Dataset excerpts
+++
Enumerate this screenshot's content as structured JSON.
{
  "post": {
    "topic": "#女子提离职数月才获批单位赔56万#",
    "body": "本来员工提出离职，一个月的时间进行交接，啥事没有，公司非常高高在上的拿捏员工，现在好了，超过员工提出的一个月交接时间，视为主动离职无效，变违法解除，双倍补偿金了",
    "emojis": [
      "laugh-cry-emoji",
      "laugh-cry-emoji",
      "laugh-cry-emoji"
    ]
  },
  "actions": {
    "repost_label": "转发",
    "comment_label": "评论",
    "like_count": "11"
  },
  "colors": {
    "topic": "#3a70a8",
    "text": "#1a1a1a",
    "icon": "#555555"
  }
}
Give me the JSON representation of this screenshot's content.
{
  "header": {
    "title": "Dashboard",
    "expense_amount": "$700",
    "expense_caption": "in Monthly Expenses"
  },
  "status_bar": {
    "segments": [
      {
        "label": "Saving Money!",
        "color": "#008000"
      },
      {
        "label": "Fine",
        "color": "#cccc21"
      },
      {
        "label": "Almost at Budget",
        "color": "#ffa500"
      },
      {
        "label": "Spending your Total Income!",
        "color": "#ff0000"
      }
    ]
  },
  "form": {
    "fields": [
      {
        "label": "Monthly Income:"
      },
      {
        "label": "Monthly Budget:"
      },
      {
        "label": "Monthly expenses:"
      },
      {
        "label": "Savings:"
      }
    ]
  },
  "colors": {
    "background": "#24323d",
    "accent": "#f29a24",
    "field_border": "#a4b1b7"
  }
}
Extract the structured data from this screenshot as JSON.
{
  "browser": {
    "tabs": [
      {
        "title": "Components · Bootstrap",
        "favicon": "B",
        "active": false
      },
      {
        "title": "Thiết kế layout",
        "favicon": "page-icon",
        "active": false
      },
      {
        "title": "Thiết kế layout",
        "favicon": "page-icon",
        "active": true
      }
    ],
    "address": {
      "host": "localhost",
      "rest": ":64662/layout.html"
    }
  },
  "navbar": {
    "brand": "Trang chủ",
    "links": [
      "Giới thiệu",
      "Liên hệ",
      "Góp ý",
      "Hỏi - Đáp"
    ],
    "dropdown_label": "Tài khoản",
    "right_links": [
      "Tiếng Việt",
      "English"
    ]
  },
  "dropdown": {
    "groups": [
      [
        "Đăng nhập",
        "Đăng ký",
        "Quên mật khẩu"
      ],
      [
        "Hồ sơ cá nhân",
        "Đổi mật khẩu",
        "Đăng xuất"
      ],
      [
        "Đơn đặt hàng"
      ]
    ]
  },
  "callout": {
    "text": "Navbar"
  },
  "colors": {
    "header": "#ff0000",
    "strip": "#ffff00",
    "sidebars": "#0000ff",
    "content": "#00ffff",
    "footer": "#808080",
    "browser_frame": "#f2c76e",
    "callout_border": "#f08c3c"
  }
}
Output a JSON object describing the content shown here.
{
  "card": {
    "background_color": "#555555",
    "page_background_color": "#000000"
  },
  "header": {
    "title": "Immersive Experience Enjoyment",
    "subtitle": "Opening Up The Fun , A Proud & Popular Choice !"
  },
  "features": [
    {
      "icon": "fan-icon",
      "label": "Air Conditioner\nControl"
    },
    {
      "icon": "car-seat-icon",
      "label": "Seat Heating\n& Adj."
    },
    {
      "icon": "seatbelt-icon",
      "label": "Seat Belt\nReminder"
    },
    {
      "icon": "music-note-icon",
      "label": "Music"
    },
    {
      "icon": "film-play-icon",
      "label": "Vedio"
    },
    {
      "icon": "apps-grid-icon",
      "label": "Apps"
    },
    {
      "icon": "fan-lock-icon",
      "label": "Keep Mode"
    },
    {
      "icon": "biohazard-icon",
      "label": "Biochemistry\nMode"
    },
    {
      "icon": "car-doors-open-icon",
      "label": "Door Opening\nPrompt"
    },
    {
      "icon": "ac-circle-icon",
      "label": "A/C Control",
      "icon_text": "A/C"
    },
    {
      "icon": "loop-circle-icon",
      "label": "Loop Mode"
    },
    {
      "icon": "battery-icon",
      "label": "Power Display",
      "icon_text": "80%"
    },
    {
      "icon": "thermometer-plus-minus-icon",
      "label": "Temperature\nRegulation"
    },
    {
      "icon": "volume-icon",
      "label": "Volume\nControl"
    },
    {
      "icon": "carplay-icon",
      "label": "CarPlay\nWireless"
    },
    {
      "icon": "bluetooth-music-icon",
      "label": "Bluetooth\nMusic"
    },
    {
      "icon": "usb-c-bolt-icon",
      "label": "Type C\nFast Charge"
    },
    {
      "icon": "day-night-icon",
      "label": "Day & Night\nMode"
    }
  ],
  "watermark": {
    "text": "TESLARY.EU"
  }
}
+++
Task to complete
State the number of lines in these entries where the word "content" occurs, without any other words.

Answer to this task
4